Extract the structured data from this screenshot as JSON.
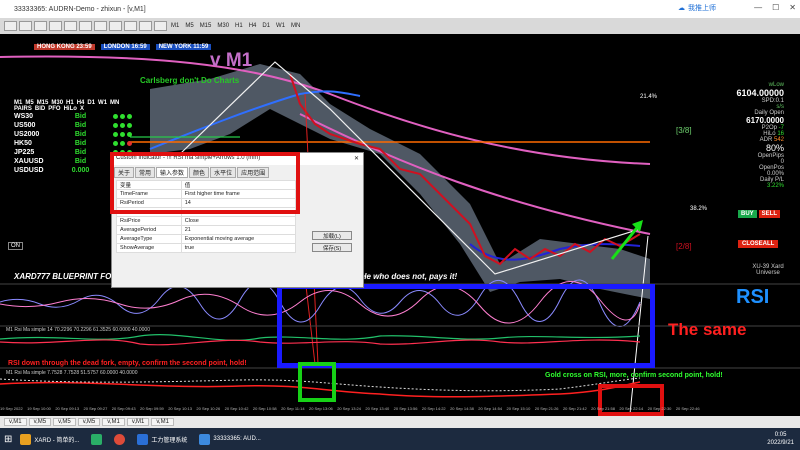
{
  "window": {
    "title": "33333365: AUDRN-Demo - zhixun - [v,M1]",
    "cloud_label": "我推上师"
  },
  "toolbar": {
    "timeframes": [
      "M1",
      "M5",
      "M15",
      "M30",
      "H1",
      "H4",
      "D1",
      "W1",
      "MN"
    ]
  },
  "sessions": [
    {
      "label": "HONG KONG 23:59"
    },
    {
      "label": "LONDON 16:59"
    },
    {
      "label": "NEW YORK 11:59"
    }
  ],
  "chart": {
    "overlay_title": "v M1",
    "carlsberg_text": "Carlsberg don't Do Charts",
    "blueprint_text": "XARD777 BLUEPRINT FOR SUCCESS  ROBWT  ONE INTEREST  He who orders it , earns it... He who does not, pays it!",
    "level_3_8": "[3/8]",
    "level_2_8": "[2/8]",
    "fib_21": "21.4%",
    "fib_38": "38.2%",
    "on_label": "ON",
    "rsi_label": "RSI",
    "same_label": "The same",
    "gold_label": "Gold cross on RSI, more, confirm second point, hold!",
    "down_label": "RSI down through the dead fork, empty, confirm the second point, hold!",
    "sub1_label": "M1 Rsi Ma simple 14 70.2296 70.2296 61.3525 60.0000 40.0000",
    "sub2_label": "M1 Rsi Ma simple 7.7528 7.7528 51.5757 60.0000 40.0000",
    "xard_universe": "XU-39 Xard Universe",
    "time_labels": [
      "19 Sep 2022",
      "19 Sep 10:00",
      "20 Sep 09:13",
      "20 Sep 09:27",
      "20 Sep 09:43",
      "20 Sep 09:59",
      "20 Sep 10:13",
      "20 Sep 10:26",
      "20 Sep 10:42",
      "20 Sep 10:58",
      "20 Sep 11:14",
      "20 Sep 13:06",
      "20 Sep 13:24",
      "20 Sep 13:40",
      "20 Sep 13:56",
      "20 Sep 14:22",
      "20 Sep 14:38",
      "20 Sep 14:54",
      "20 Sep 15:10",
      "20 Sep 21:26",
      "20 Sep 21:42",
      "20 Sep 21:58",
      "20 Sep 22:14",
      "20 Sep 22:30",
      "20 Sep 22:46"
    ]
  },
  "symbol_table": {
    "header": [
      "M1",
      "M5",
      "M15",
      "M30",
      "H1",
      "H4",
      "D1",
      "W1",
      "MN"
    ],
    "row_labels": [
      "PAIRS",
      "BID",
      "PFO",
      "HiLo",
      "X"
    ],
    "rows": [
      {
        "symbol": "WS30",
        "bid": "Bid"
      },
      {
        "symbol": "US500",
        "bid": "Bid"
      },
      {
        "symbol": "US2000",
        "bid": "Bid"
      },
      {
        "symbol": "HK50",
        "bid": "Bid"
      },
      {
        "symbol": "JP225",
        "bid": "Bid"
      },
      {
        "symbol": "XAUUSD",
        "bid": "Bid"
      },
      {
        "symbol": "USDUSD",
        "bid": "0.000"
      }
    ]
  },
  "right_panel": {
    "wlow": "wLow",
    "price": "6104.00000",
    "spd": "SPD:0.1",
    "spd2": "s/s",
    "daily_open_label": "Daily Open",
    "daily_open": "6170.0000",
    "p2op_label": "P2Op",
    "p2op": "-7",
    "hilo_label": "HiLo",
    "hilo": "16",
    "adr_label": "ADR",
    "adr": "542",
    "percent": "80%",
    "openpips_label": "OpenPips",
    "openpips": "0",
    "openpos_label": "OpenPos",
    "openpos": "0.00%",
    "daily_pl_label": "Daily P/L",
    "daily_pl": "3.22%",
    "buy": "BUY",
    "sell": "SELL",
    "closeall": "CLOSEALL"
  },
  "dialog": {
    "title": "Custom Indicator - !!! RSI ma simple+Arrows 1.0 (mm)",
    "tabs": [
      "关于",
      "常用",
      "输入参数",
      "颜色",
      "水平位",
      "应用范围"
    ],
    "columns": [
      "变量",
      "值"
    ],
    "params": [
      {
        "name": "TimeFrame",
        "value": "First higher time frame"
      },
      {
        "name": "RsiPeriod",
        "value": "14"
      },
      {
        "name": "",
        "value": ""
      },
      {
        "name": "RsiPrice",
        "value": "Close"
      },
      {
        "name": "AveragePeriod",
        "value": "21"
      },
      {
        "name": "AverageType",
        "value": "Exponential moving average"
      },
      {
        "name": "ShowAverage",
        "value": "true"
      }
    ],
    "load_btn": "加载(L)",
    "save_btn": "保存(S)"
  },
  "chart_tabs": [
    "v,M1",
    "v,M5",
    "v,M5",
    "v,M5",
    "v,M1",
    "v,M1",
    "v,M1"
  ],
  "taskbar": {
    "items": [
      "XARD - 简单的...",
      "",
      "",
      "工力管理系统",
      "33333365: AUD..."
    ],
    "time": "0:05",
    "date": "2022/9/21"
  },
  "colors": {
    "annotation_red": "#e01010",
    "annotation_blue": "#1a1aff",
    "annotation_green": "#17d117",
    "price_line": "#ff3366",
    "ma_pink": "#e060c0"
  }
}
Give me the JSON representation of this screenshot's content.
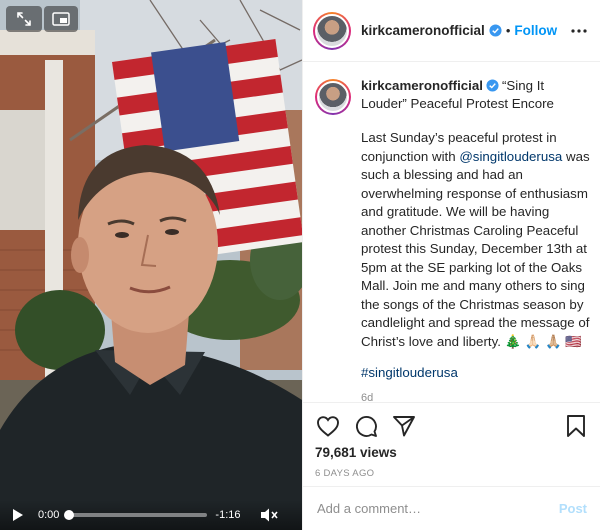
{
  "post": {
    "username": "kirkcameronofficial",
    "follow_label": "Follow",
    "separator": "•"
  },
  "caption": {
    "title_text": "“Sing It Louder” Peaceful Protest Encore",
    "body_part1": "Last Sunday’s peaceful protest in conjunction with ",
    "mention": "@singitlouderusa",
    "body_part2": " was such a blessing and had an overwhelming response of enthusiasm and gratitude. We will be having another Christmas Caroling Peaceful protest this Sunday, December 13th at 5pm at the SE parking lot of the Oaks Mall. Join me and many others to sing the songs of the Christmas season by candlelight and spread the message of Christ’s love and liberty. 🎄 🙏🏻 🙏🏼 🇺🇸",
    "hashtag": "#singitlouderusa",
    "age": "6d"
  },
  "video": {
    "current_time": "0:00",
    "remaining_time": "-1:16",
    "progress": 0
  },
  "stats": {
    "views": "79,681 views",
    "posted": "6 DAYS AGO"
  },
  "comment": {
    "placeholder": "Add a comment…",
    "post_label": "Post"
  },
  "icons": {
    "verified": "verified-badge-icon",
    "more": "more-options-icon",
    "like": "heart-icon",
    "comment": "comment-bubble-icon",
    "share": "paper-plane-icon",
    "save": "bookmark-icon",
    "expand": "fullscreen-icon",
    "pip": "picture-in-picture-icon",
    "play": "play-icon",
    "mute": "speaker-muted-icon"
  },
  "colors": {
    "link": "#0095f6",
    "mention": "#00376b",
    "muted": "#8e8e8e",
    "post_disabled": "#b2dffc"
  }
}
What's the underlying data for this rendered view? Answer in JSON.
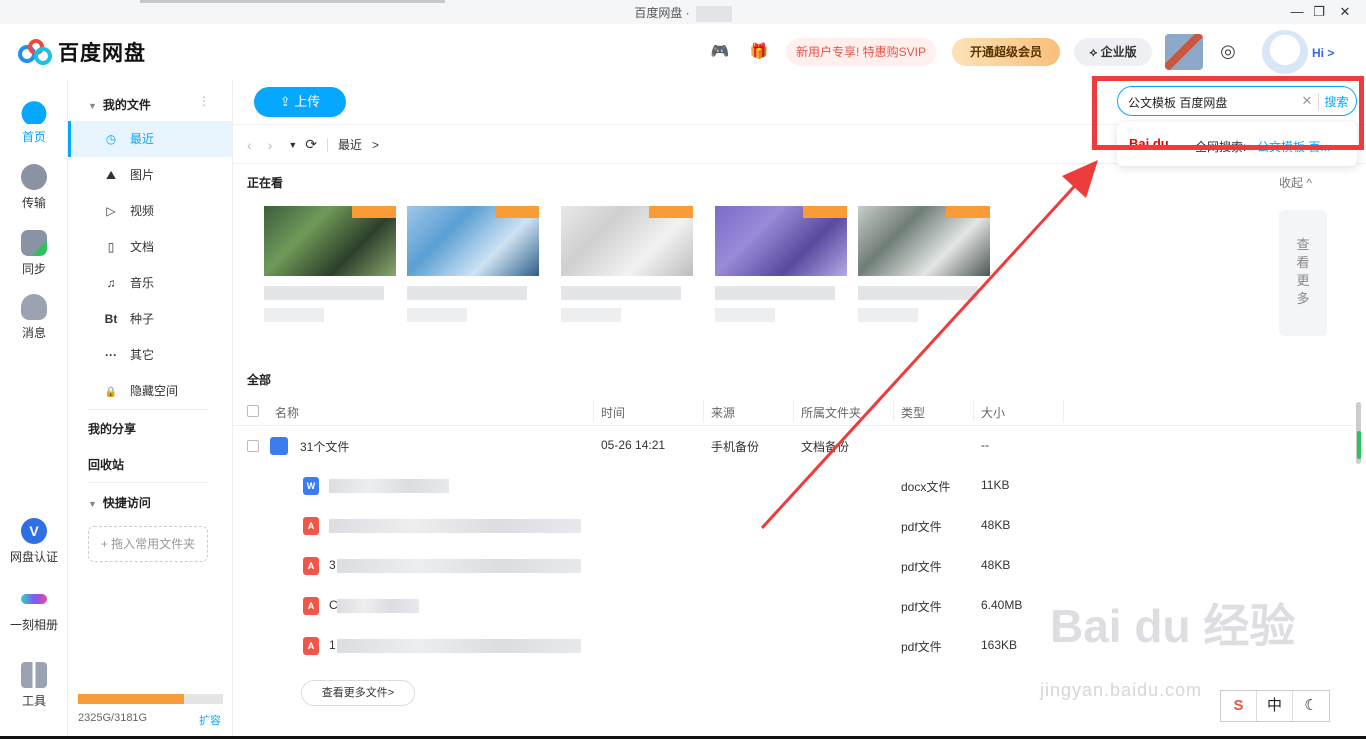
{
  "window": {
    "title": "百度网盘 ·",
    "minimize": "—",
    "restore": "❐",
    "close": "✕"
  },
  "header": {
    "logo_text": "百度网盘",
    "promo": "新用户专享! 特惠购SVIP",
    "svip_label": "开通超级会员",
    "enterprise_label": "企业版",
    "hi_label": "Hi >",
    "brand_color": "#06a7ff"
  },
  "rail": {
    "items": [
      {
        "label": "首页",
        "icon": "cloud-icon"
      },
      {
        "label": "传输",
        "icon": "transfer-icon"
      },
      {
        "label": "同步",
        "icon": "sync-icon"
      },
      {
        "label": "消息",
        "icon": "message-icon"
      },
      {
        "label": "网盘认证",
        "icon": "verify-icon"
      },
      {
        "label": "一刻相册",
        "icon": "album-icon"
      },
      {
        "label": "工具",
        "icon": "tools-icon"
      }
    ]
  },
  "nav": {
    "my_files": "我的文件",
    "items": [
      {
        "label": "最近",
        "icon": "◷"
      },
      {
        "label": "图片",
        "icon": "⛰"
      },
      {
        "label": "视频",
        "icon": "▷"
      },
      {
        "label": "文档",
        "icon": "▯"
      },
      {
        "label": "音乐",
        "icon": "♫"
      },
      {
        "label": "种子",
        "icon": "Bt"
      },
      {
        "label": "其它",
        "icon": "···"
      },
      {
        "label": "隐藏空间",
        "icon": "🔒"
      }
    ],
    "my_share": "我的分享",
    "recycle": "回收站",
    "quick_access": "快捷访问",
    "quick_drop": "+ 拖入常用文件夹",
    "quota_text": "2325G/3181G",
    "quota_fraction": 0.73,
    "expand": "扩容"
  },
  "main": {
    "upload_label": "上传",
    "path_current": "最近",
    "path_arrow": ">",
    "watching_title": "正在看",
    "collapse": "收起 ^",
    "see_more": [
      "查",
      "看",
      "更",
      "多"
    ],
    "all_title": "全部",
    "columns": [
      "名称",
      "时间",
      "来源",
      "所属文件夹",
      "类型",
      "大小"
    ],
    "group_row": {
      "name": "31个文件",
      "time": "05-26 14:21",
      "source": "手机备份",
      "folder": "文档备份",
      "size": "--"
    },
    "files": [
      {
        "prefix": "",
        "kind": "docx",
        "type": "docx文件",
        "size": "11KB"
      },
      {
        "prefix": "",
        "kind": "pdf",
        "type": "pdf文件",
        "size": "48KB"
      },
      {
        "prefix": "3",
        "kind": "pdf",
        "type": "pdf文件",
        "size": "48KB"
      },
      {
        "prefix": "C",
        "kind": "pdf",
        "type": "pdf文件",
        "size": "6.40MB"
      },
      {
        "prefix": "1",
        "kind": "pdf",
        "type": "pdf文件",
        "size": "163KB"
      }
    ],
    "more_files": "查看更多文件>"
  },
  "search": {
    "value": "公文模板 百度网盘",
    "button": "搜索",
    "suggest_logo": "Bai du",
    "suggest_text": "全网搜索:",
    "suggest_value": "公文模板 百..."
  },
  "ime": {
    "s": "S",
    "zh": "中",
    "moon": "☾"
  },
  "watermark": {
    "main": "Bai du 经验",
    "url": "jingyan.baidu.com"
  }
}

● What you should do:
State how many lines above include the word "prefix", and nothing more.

● Task output:
5